The World Health Organization (WHO) has partnered on March 28 with major blockchain and tech companies to launch a distributed ledger technology (DLT)-based platform for sharing data concerning the coronavirus pandemic.
The platform, MiPasa, is built on top of Hyperledger Fabric and seeks to enable “early detection of COVID-19 carriers and infection hotspots.
WHO launches blockchain-based platform to fight COVID-19
The platform purports to facilitate “fully private information sharing between individuals, state authorities and health institutions.”
The project cross-references siloed location and health data is “siloed” on the platform to glean global insights while ensuring patient privacy, with MiPasa describing the platform as a “verifiable information highway.” MiPasa is slated to soon host an array of publicly accessible analytics tools too.
According to the project’s website:
“MiPasa can help monitor and foresee local and global epidemiological trends and detect likely asymptomatic carriers by feeding big data on infection routes and occurrences to powerful AI processors around the world.”
A number of national health institutions are also contributing to the project — including the U.S., European, and Chinese Centres for Disease Control and Prevention, the Hong Kong Department of Health, the Government of Canada and China’s National Health Commission.

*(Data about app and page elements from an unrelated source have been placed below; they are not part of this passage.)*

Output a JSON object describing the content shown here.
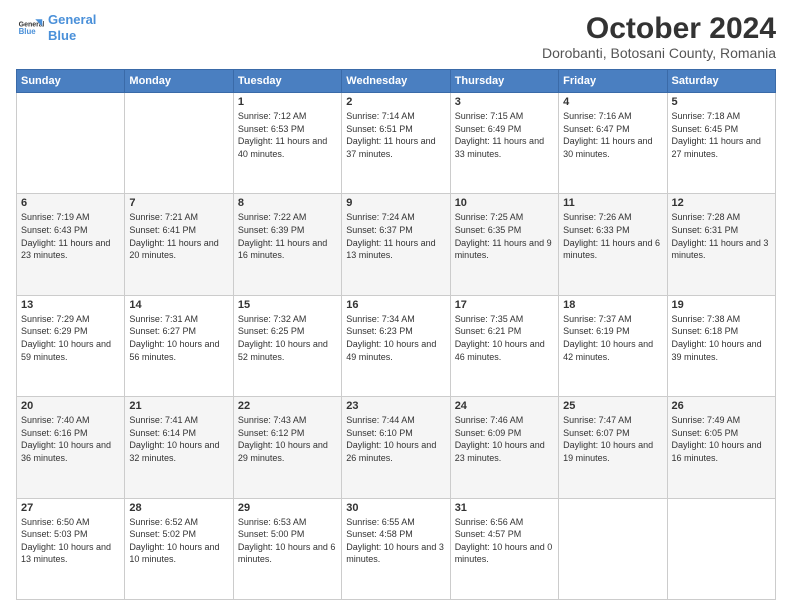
{
  "header": {
    "logo_line1": "General",
    "logo_line2": "Blue",
    "title": "October 2024",
    "subtitle": "Dorobanti, Botosani County, Romania"
  },
  "calendar": {
    "days_of_week": [
      "Sunday",
      "Monday",
      "Tuesday",
      "Wednesday",
      "Thursday",
      "Friday",
      "Saturday"
    ],
    "weeks": [
      [
        {
          "day": "",
          "text": ""
        },
        {
          "day": "",
          "text": ""
        },
        {
          "day": "1",
          "text": "Sunrise: 7:12 AM\nSunset: 6:53 PM\nDaylight: 11 hours and 40 minutes."
        },
        {
          "day": "2",
          "text": "Sunrise: 7:14 AM\nSunset: 6:51 PM\nDaylight: 11 hours and 37 minutes."
        },
        {
          "day": "3",
          "text": "Sunrise: 7:15 AM\nSunset: 6:49 PM\nDaylight: 11 hours and 33 minutes."
        },
        {
          "day": "4",
          "text": "Sunrise: 7:16 AM\nSunset: 6:47 PM\nDaylight: 11 hours and 30 minutes."
        },
        {
          "day": "5",
          "text": "Sunrise: 7:18 AM\nSunset: 6:45 PM\nDaylight: 11 hours and 27 minutes."
        }
      ],
      [
        {
          "day": "6",
          "text": "Sunrise: 7:19 AM\nSunset: 6:43 PM\nDaylight: 11 hours and 23 minutes."
        },
        {
          "day": "7",
          "text": "Sunrise: 7:21 AM\nSunset: 6:41 PM\nDaylight: 11 hours and 20 minutes."
        },
        {
          "day": "8",
          "text": "Sunrise: 7:22 AM\nSunset: 6:39 PM\nDaylight: 11 hours and 16 minutes."
        },
        {
          "day": "9",
          "text": "Sunrise: 7:24 AM\nSunset: 6:37 PM\nDaylight: 11 hours and 13 minutes."
        },
        {
          "day": "10",
          "text": "Sunrise: 7:25 AM\nSunset: 6:35 PM\nDaylight: 11 hours and 9 minutes."
        },
        {
          "day": "11",
          "text": "Sunrise: 7:26 AM\nSunset: 6:33 PM\nDaylight: 11 hours and 6 minutes."
        },
        {
          "day": "12",
          "text": "Sunrise: 7:28 AM\nSunset: 6:31 PM\nDaylight: 11 hours and 3 minutes."
        }
      ],
      [
        {
          "day": "13",
          "text": "Sunrise: 7:29 AM\nSunset: 6:29 PM\nDaylight: 10 hours and 59 minutes."
        },
        {
          "day": "14",
          "text": "Sunrise: 7:31 AM\nSunset: 6:27 PM\nDaylight: 10 hours and 56 minutes."
        },
        {
          "day": "15",
          "text": "Sunrise: 7:32 AM\nSunset: 6:25 PM\nDaylight: 10 hours and 52 minutes."
        },
        {
          "day": "16",
          "text": "Sunrise: 7:34 AM\nSunset: 6:23 PM\nDaylight: 10 hours and 49 minutes."
        },
        {
          "day": "17",
          "text": "Sunrise: 7:35 AM\nSunset: 6:21 PM\nDaylight: 10 hours and 46 minutes."
        },
        {
          "day": "18",
          "text": "Sunrise: 7:37 AM\nSunset: 6:19 PM\nDaylight: 10 hours and 42 minutes."
        },
        {
          "day": "19",
          "text": "Sunrise: 7:38 AM\nSunset: 6:18 PM\nDaylight: 10 hours and 39 minutes."
        }
      ],
      [
        {
          "day": "20",
          "text": "Sunrise: 7:40 AM\nSunset: 6:16 PM\nDaylight: 10 hours and 36 minutes."
        },
        {
          "day": "21",
          "text": "Sunrise: 7:41 AM\nSunset: 6:14 PM\nDaylight: 10 hours and 32 minutes."
        },
        {
          "day": "22",
          "text": "Sunrise: 7:43 AM\nSunset: 6:12 PM\nDaylight: 10 hours and 29 minutes."
        },
        {
          "day": "23",
          "text": "Sunrise: 7:44 AM\nSunset: 6:10 PM\nDaylight: 10 hours and 26 minutes."
        },
        {
          "day": "24",
          "text": "Sunrise: 7:46 AM\nSunset: 6:09 PM\nDaylight: 10 hours and 23 minutes."
        },
        {
          "day": "25",
          "text": "Sunrise: 7:47 AM\nSunset: 6:07 PM\nDaylight: 10 hours and 19 minutes."
        },
        {
          "day": "26",
          "text": "Sunrise: 7:49 AM\nSunset: 6:05 PM\nDaylight: 10 hours and 16 minutes."
        }
      ],
      [
        {
          "day": "27",
          "text": "Sunrise: 6:50 AM\nSunset: 5:03 PM\nDaylight: 10 hours and 13 minutes."
        },
        {
          "day": "28",
          "text": "Sunrise: 6:52 AM\nSunset: 5:02 PM\nDaylight: 10 hours and 10 minutes."
        },
        {
          "day": "29",
          "text": "Sunrise: 6:53 AM\nSunset: 5:00 PM\nDaylight: 10 hours and 6 minutes."
        },
        {
          "day": "30",
          "text": "Sunrise: 6:55 AM\nSunset: 4:58 PM\nDaylight: 10 hours and 3 minutes."
        },
        {
          "day": "31",
          "text": "Sunrise: 6:56 AM\nSunset: 4:57 PM\nDaylight: 10 hours and 0 minutes."
        },
        {
          "day": "",
          "text": ""
        },
        {
          "day": "",
          "text": ""
        }
      ]
    ]
  }
}
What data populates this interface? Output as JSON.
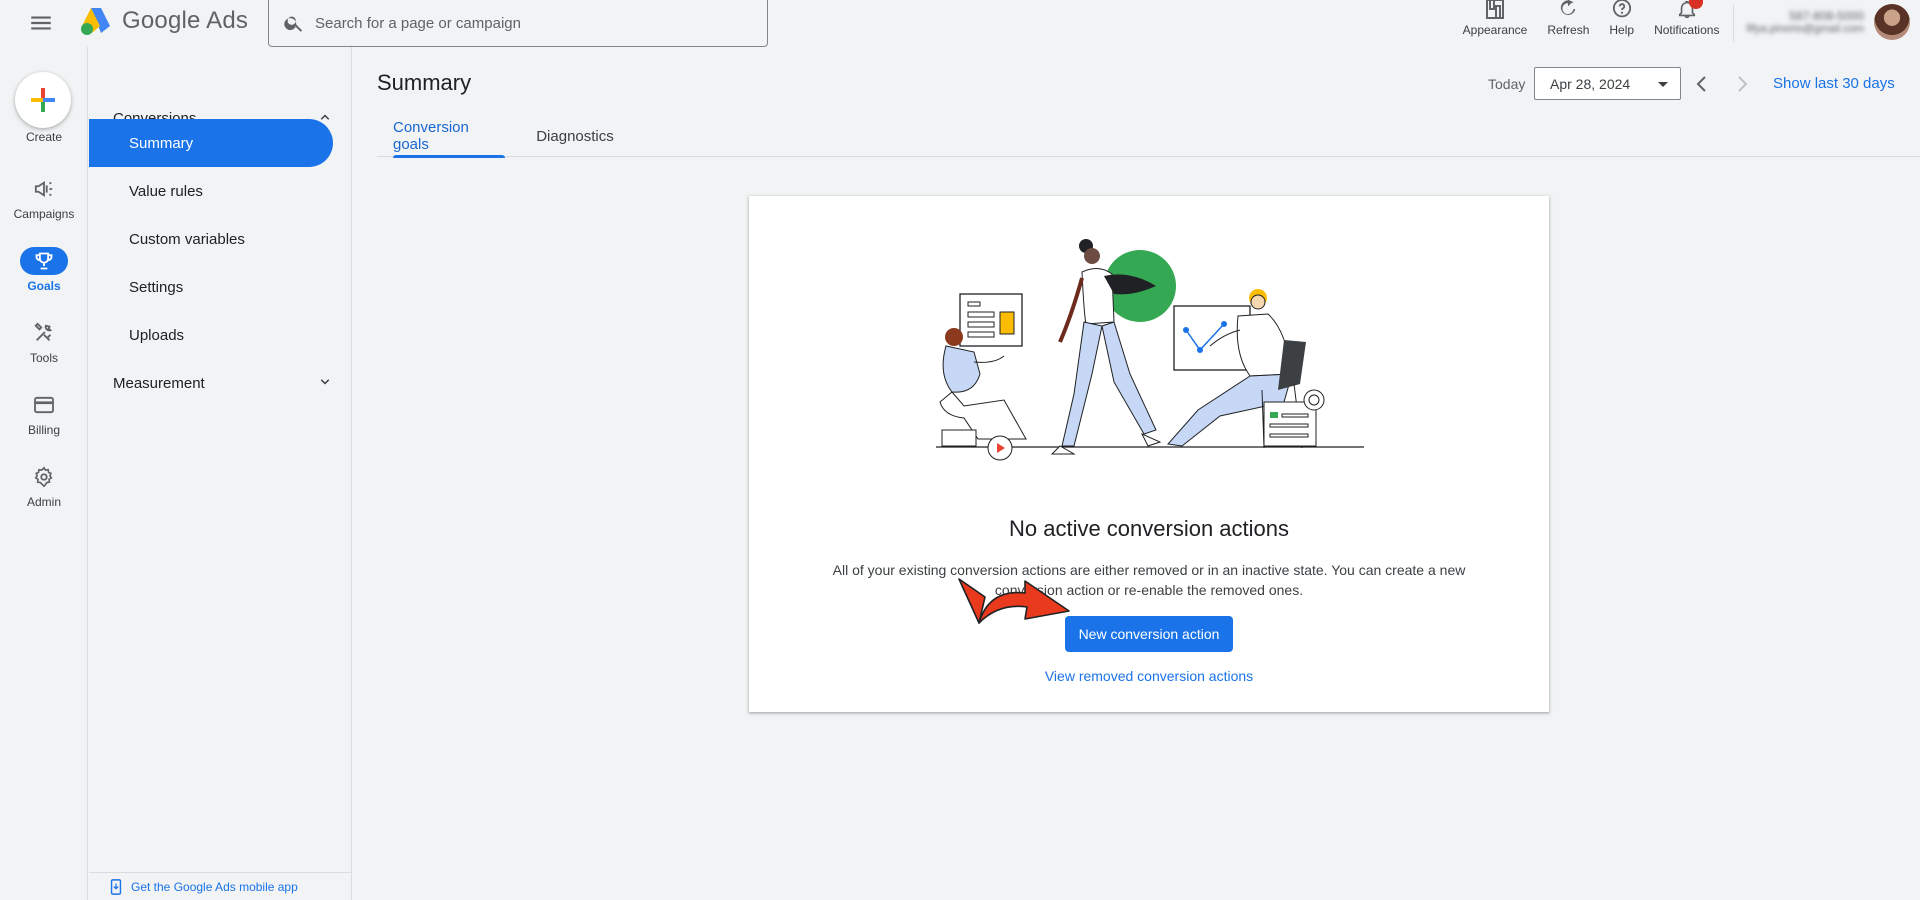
{
  "app": {
    "name": "Google Ads"
  },
  "search": {
    "placeholder": "Search for a page or campaign"
  },
  "top_actions": [
    {
      "label": "Appearance",
      "icon": "appearance-icon"
    },
    {
      "label": "Refresh",
      "icon": "refresh-icon"
    },
    {
      "label": "Help",
      "icon": "help-icon"
    },
    {
      "label": "Notifications",
      "icon": "bell-icon"
    }
  ],
  "account": {
    "id": "587-808-5000",
    "email": "fifya.pinorio@gmail.com"
  },
  "rail": {
    "create_label": "Create",
    "items": [
      {
        "label": "Campaigns",
        "icon": "megaphone-icon"
      },
      {
        "label": "Goals",
        "icon": "trophy-icon",
        "active": true
      },
      {
        "label": "Tools",
        "icon": "tools-icon"
      },
      {
        "label": "Billing",
        "icon": "credit-card-icon"
      },
      {
        "label": "Admin",
        "icon": "gear-icon"
      }
    ]
  },
  "subnav": {
    "conversions": "Conversions",
    "items": [
      "Summary",
      "Value rules",
      "Custom variables",
      "Settings",
      "Uploads"
    ],
    "active_item": "Summary",
    "measurement": "Measurement",
    "mobile_app": "Get the Google Ads mobile app"
  },
  "header": {
    "title": "Summary",
    "today_label": "Today",
    "date_value": "Apr 28, 2024",
    "show_last": "Show last 30 days"
  },
  "tabs": [
    "Conversion goals",
    "Diagnostics"
  ],
  "empty_state": {
    "title": "No active conversion actions",
    "description": "All of your existing conversion actions are either removed or in an inactive state. You can create a new conversion action or re-enable the removed ones.",
    "primary_button": "New conversion action",
    "secondary_link": "View removed conversion actions"
  },
  "colors": {
    "accent": "#1a73e8",
    "background": "#f1f3f4",
    "annotation_arrow": "#ea3a1e"
  }
}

The fight against coronavirus highlights applications for DLT
On March 25, it was reported that the United Arab Emirates (UAE)’s Ministry of Community Development (MOCD) is adopting DLT-based solutions for identity verification and the distribution of official documents — allowing customers to securely engage with the MOCD from home.
Blockchain technology has also been suggested as the most efficient means through which the United States’ stimulus package could be distributed — with some proponents even proposing that the U.S. launch a DLT-based “digital dollar.”
China has deployed blockchain in numerous applications to assist its efforts to fight COVID-19, using DLT to track the virus’ spread, medical records, and the distribution of medical supplies and charity donations.